**TASK GOAL**
Using the data below, copy each line that includes the word "useDialog".

**DATA IN THIS EXERCISE**
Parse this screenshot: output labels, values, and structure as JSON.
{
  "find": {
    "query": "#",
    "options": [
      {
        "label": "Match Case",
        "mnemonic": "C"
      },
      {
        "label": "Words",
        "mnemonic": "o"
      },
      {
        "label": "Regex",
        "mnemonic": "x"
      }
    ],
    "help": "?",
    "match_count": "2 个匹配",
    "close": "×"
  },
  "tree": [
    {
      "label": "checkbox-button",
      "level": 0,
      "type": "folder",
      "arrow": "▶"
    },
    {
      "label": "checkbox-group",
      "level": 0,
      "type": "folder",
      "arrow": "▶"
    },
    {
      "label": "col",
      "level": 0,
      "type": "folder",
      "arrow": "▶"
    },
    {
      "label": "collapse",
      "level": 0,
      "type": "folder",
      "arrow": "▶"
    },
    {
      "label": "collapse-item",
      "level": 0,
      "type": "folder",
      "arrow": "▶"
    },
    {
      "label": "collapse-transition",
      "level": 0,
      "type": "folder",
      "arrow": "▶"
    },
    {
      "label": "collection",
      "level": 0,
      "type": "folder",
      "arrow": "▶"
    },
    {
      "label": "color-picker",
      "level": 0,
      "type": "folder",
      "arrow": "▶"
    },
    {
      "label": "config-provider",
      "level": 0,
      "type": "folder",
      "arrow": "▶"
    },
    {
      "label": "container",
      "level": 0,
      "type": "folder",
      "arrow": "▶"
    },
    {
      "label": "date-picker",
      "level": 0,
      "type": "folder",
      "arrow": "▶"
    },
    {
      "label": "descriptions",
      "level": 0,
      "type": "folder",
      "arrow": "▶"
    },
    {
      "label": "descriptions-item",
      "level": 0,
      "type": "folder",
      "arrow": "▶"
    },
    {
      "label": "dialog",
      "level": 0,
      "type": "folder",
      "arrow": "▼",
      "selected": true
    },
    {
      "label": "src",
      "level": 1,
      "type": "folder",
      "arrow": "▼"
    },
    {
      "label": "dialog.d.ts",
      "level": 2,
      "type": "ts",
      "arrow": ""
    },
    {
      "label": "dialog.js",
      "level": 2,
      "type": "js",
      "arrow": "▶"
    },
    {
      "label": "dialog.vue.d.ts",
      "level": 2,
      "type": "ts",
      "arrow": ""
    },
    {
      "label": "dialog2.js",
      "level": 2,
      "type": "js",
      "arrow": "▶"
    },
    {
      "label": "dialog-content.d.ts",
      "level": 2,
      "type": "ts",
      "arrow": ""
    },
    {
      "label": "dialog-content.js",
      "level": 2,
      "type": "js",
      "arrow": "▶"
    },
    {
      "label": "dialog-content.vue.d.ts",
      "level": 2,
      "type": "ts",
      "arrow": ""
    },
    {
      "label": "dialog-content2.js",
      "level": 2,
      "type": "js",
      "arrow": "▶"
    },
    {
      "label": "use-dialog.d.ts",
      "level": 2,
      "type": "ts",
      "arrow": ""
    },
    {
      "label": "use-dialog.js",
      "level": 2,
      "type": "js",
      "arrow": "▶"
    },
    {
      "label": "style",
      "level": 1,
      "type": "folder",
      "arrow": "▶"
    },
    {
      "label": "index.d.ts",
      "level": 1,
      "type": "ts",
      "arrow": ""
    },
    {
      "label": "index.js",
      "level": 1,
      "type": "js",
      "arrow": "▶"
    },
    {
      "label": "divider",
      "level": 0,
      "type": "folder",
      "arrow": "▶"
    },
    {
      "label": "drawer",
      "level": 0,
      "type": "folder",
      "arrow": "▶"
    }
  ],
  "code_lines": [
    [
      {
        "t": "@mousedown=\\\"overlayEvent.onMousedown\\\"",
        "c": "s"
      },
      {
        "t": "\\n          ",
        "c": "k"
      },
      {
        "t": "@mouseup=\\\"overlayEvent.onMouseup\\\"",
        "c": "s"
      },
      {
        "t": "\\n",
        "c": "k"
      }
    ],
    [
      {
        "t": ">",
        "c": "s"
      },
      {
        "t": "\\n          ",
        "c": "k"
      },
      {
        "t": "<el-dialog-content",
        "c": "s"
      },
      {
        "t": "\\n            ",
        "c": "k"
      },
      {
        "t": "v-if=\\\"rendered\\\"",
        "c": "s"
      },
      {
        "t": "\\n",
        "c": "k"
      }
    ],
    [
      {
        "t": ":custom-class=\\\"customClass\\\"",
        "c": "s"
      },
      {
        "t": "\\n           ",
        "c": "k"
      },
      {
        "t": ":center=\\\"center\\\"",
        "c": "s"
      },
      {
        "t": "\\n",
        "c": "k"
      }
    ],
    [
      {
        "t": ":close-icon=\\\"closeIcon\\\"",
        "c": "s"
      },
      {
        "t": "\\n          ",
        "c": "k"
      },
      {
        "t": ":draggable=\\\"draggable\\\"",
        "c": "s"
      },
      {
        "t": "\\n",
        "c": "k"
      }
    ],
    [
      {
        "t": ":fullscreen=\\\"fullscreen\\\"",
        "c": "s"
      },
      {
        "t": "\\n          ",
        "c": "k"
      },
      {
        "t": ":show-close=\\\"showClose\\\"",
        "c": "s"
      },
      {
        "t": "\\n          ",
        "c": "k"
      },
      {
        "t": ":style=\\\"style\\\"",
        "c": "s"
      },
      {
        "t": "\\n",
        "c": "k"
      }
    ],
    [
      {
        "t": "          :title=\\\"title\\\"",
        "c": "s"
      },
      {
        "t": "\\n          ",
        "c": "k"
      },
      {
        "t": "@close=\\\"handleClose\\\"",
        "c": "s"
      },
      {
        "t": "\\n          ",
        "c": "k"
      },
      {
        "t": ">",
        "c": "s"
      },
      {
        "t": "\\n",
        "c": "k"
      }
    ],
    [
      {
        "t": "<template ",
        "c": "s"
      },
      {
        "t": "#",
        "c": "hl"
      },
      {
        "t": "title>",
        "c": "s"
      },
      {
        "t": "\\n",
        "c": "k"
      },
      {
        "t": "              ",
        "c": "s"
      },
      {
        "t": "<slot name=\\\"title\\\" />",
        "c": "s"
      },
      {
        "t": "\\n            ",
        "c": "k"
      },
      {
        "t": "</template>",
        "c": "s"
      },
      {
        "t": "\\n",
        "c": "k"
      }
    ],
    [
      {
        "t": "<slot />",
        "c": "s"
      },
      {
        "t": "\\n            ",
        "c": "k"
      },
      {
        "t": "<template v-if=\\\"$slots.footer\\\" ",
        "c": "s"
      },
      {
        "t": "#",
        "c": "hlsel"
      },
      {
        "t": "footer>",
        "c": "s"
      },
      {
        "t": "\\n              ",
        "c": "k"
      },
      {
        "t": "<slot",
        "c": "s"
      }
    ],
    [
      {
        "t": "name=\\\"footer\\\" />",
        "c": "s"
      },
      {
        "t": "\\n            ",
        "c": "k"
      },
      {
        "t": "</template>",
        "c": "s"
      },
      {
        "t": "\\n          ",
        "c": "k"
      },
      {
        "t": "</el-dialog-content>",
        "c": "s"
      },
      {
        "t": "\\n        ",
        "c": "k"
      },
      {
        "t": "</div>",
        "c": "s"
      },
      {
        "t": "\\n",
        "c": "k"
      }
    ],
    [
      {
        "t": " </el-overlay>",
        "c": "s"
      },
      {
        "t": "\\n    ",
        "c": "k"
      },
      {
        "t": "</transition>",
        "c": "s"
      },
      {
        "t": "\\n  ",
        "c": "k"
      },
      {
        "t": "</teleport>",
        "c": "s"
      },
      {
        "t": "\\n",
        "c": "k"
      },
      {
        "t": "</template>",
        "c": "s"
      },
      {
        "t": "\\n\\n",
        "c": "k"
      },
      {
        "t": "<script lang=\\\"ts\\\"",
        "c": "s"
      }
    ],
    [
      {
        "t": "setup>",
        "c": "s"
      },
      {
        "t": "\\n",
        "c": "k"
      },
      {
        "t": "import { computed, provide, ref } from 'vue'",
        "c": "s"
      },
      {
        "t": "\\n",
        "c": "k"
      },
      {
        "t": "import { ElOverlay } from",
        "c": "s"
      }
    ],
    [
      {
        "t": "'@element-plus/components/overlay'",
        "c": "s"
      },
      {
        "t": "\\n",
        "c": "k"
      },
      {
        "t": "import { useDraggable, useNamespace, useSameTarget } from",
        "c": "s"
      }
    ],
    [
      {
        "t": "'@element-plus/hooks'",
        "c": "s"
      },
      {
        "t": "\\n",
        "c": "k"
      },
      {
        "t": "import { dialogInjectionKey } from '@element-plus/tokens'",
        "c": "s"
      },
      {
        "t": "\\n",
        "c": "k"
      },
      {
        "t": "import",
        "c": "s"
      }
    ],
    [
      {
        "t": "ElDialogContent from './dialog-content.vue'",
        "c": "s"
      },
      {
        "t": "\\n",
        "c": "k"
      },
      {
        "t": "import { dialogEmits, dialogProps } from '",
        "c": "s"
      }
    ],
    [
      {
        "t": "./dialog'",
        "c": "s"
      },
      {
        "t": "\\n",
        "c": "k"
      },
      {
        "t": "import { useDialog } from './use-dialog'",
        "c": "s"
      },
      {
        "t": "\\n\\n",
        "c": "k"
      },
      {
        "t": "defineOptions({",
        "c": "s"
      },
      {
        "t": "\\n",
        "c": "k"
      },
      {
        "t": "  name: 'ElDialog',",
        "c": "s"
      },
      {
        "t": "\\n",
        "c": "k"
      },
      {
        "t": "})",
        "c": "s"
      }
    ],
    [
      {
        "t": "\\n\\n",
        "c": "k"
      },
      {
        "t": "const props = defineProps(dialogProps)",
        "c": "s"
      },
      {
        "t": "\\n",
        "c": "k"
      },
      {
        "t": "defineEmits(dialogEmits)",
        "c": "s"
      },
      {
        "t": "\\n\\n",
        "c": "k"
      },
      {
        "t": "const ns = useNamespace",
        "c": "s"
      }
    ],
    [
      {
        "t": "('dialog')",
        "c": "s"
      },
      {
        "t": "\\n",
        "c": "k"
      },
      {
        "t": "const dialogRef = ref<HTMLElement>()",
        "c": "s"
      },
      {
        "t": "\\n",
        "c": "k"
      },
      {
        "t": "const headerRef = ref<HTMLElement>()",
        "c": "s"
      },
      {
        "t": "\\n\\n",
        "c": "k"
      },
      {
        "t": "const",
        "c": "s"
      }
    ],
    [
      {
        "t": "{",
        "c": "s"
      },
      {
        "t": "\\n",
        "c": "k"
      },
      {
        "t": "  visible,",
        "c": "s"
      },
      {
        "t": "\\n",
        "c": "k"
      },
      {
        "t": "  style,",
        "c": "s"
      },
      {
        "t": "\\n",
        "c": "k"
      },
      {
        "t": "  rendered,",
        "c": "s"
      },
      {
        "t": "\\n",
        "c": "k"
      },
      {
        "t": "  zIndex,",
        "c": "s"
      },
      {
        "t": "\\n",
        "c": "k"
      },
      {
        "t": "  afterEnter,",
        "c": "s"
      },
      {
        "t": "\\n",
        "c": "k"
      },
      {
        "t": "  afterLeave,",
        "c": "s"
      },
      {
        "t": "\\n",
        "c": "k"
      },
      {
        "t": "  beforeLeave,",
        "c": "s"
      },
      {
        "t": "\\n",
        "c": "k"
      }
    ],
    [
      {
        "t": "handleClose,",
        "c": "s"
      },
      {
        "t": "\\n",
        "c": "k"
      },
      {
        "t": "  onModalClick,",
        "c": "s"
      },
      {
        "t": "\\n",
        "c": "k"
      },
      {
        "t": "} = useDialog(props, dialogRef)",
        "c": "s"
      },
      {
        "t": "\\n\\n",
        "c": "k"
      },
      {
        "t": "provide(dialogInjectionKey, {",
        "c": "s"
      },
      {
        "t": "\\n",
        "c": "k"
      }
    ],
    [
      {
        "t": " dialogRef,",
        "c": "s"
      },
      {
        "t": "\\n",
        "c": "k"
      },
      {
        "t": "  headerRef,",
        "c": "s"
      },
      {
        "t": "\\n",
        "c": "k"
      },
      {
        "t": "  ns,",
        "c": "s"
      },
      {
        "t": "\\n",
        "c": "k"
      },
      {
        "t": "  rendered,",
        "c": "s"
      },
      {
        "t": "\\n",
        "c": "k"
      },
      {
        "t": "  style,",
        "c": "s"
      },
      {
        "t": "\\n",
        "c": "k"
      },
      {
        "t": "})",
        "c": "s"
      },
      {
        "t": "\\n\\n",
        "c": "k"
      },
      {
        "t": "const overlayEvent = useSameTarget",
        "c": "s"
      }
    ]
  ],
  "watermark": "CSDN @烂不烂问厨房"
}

**REPLY TO THE TASK**
        "t": "import { useDialog } from './use-dialog'",
        "t": "} = useDialog(props, dialogRef)",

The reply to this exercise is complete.